Exploring stylistic elements of the Chaitya Hall in Karle.
Hello, I'd like to welcome you to this episode of exploring art history with Ian. My name is Ian McConnell. And today's lesson is about the Chaitya hall in Karle, India. As we're watching the video feel free to pause, move forward, or rewind as many times as you feel is necessary. And as soon as you're ready we can begin.
Today's objectives of the things we're going to learn today are listed below. By the end of the lesson today you'll be able to identify and define today's key terms, and describe the stylistic elements of the Chaitya Hall in Karle. Key terms is always are listed in yellow throughout the lesson.
First key term is Chaitya Hall. A Prayer hall in a Buddhist or Jain shrine. And Gandhara Style is stucco or stone sculptures, a style of Buddhist art which showed Greek and Indian influences. The big idea for today is that the Chaitya Hall is a type of prayer hall in a Buddhist or Jain shrine.

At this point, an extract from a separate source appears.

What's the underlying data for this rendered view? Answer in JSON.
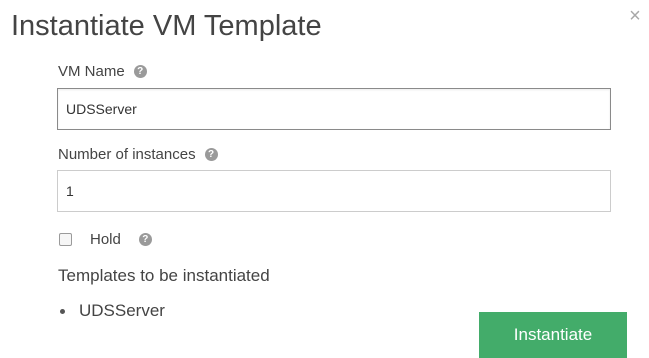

So when in history does is take place? Well construction began in the first century BC, but additional elements were added in the first century AD. And Karle, India is nearby Sanchi, India where the location the Great Stupa is but it's position closer to the west coast of India and the Indian Ocean, not quite on the coast but very close.
So Chaitya Hall in Karle incorporates stylistic elements from the Gandhara period in India and what's referred to as the Gandhara Style. And the Gandhara Style demonstrated a blending of Greek and Indian styles. And the spread of the Empire of the Greece-- or Empire of Greece during the reign of Alexander the Great went as far as the Northwestern part of the Indian subcontinent. And the exchange of cultural ideas is apparent in the architecture of Chaitya Hall, particularly in the stone columns that line the central hall.
The other interesting architectural element is the use of rounded arches which are wooden, not stone. And this combination with the columns in the rounded arches resembles the architectural design of Christian churches, hundreds of years later. So in this close up you can see how the architectural style of later Christian churches is similar to this. Here I'm showing the wooden rounded arches and the Greek style stone column, as opposed to the altar that you would find at the end of the hallway of a Christian church, the central nave is what it's called. Here we have the stone stupa, characteristic of a Buddhist shrine.
So that's the end of the lesson, let's take a look at our objectives to see how we did. Now that you've seen the lesson are you able to identify and define today's key terms? Can you describe the stylistic elements of the Chaitya Hall in Karle? Once again, the big idea for today is at the Chaitya Hall is a type of prayer hall in the Buddhist or Jain shrine. And that is it. Thank you for joining me today. See you next time.
(0:00 - 1:10) Introduction, Key Terms, BIG IDEA
(1:11 - 1:44) When in History? and Geography Lesson
(1:45 - 3:05) Chaitya Hall
(3:06 - 3:33) Review, Wrap-up, End
Image of Chaitya Hall, Karle, India, Creative Commons, http://commons.wikimedia.org/wiki/File:Karla_chaitya_stupa.JPG; Map of India; Creative Commons: http://en.wikipedia.org/wiki/File:India_%28orthographic_projection%29.svg
A prayer hall in a Buddhist or Jain shrine.
Stucco or stone sculptures, a style of Buddhist art which showed Greek and Indian influences.